In the fixing of the Mobarecki drug case, Wyser makes clear that he knew of Brizzi's business relationship with Mobarecki's attorney and the fact that Brizzi had ordered the lenient plea deal opposed by him and other deputy prosecutors, along with the return of money police had seized from Mobarecki at the time of his arrest to be used to pay Page's legal fees for representing Mobarecki. Wyser denies that he knew that Brizzi had been given a 50% stake in the Elkhart building Page had purchased with borrowed funds, or the profits that Page and Brizzi had earned from the deal to lease the property to the state's Department of Child Services. Wyser claimed that Brizzi never linked his business ties to Page to his decision to order lenient sentencing for Mobarecki.

I don't know how anyone could have any confidence in the legal system in this county and state after the actions of the state's largest prosecutor's office and the total mishandling of the prosecution of this corruption by the U.S. Attorney's Office in the northern and southern districts of Indiana. There is clearly an elite group of legal players who are above the law and can pretty much do what they damn well please, while other attorneys face a death sentence to their legal careers for the most minor of transgressions that have absolutely no impact whatsoever on the administration of justice. I would note that I am naming Jennifer Lukemeyer and Harrison Epperly in this blog post, something Hogsett would not do in his official filings with the court in order to protect their reputations. It's his reputation that he should be concerned about. He has very little credibility left after his complete mishandling of this case.

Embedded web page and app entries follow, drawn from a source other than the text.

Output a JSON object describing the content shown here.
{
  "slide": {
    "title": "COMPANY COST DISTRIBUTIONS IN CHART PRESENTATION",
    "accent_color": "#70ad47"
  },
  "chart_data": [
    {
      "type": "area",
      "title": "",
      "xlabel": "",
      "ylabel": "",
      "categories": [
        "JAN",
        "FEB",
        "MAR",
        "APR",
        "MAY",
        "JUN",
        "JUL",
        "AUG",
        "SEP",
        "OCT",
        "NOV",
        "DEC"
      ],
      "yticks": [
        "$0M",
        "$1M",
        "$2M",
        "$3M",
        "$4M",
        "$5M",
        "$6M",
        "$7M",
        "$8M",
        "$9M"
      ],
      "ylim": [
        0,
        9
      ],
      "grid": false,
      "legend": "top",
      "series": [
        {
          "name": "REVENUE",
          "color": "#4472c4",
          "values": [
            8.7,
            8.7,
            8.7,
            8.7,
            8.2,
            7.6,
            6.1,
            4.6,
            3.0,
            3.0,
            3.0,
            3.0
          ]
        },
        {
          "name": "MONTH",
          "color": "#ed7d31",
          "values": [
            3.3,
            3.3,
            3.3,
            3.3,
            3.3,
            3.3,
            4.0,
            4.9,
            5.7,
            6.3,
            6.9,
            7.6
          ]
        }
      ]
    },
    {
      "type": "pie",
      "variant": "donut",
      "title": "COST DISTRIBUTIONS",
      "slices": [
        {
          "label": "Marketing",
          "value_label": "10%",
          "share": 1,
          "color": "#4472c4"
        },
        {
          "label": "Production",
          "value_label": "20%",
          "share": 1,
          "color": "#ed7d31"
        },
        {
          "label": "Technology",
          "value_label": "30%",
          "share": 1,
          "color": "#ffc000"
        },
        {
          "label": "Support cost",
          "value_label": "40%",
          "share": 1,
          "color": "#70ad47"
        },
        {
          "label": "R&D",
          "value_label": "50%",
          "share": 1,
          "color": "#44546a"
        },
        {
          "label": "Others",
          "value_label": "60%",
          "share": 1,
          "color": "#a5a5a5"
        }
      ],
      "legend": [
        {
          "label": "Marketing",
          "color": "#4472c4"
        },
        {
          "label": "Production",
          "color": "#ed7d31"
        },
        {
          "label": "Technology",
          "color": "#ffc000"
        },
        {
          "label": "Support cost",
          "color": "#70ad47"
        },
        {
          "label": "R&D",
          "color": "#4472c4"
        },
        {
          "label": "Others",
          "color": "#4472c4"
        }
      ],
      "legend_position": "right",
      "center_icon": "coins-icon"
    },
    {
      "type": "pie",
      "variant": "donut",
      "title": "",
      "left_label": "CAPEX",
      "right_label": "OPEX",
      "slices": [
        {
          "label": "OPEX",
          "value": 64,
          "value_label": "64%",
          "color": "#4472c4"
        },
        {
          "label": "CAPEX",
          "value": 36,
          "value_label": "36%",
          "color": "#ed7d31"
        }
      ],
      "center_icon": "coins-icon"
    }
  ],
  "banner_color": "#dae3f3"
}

Someone in the Justice Department needs to explain to the people of Indiana why our federal prosecutors use a different standard entirely for prosecuting public corruption cases than other districts throughout this country. If the Chicago U.S. Attorney's Office applied the Hogsett standard, neither former Gov. George Ryan nor Gov. Rod Blagojevich would have been prosecuted. It's also very curious that the NSA is spying on all our private e-mails and phone conversations, but the U.S. Attorney's Office in Indianapolis will not seek the court's permission to wiretap phones in order to prosecute public officials in Indiana. Here's a clue, Joe. Look up the meaning of honest services fraud. If you don't believe you have sufficient evidence to prosecute for bribery, you sure as hell can indict these corrupt bastards under the honest services fraud statute just like they've done in multiple cases in Chicago. You're not using the tools at your disposal because you are protecting people in order to advance your own political career. You're no better than Susan Brooks, who dumped well-investigated cases in the wastebasket to protect people she would rely upon to advance her political and professional career. What don't you explain to the public, Joe, why your office ignores all of the collateral corruption involving convicted Ponzi schemer Tim Durham that touches on some of the most powerful people in this city and state? Who are you protecting, Joe?


Marycatherine Barton said...

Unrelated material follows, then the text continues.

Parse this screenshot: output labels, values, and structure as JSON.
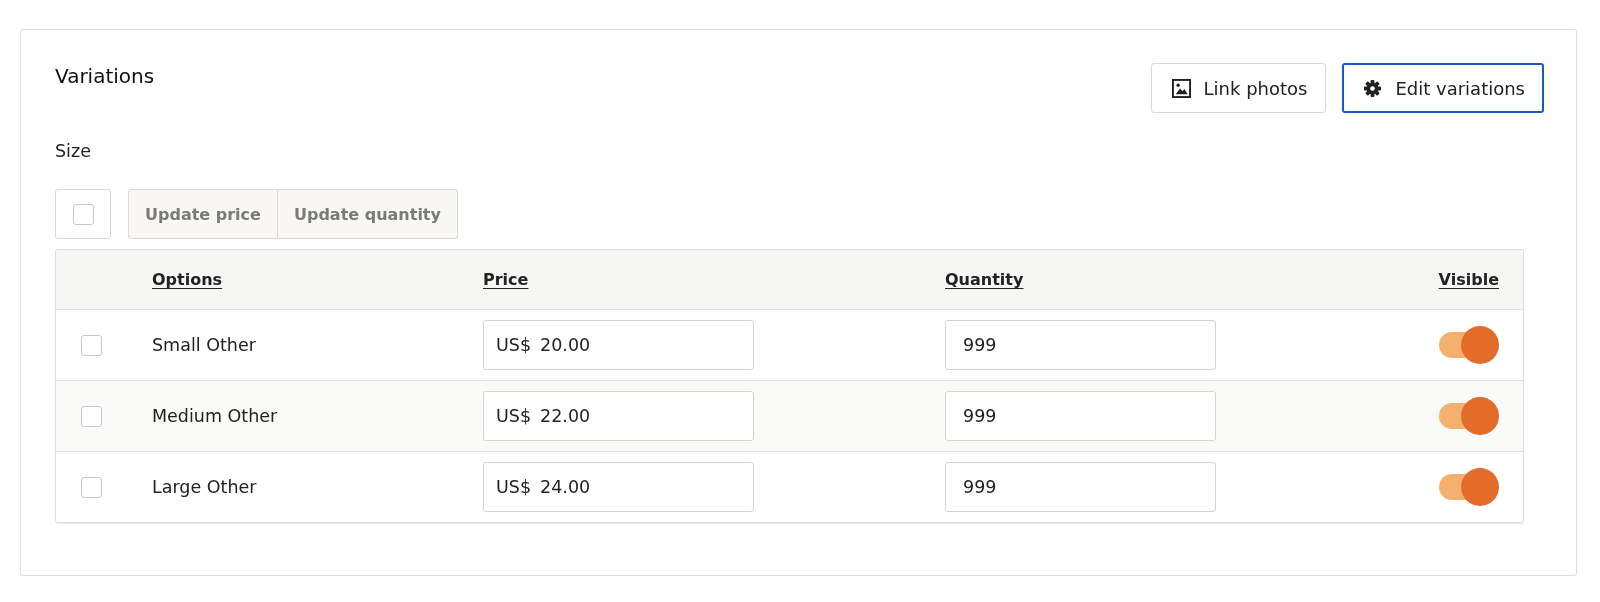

These people Joe H. and Susan B. are protecting bear the same satanic name as does the Pike High School football team -- RED DEVILS.

Anonymous said...

this situation sounds more like Louisiana politics where those with criminal appeals pending make political campaign contributions to candidates for the Louisiana Supreme Court.